Why, I wondered then, and still do, would they install this device into a person without knocking him out — good and out — first?

I would not wish it on my worst enemy, much less my best friend.

Ace, his tail tucked between his legs rather than in its normal full and upright position, was ushered to a back room, and I stepped outside to pace and worry. I didn’t exactly “feel his pain,” but I did remember mine.

As soon as I stepped back into the office, only about five minutes later, the vet and a technician came into the waiting room with Ace and said things were flowing again. Ace, thanks to the catheter, had peed, and peed some more, and one little stone came out in the process.

The vet tech took Ace outside and he peed some more. His curled-up tail, which had been in the down position all day, was up — generally a sign that all is right with the world, or at least his world.

While the emergency was over, the ailment remains. Tests of his urine this week will determine whether the stones still inside his bladder are of the struvite variety, which can sometimes be treated with a therapeutic diet, or calcium oxalate stones, which require surgical removal to totally get rid of them.

Whatever the case, I’m sure Ace will handle what’s ahead in a far more classy and stoic manner than I would.

These days, we both grunt a bit now when settling down, or getting up. We’re both a little slower.

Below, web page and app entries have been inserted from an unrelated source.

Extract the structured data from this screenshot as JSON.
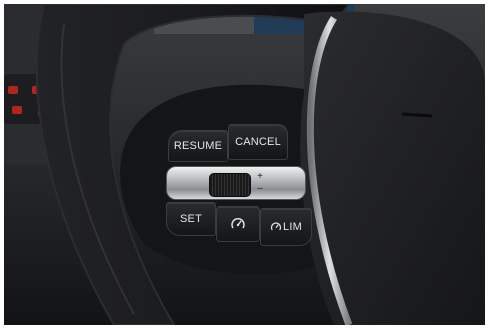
{
  "controls": {
    "resume_label": "RESUME",
    "cancel_label": "CANCEL",
    "set_label": "SET",
    "lim_label": "LIM",
    "plus_symbol": "+",
    "minus_symbol": "–"
  },
  "icons": {
    "cruise": "cruise-control-icon",
    "limiter": "speed-limiter-icon"
  },
  "colors": {
    "button_face": "#1e1f22",
    "label_text": "#e6e6e6",
    "chrome_trim": "#c9cbce",
    "steering_wheel": "#161719"
  }
}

We both have to shift around a bit to get comfortable, then stretch ourselves out when we get back up again.

But somehow he is better at this aging thing than me. It has been almost three years since he, now 10, surpassed me, now 61, according to most formulas for comparing dog years to human years. Now, as a large dog, he’s aging much more quickly than I am — even though you wouldn’t know it to look at us.

This week’s medical agenda includes the testing of his urine, whatever steps are deemed necessary for him after that, an echocardiogram on me to assess how my heart is working after quintuple bypass surgery, and another visit to my physical therapist for a continuing back and shoulder problem, now being treated by something called “dry needling.”

I’ll spare you the details of that. Suffice to say, for me — and even for my dog — getting old is getting old.

(A special thanks to Brian LeFevre at Winston-Salem’s Ard-Vista Animal Hospital for working Ace into his schedule and getting things flowing again.)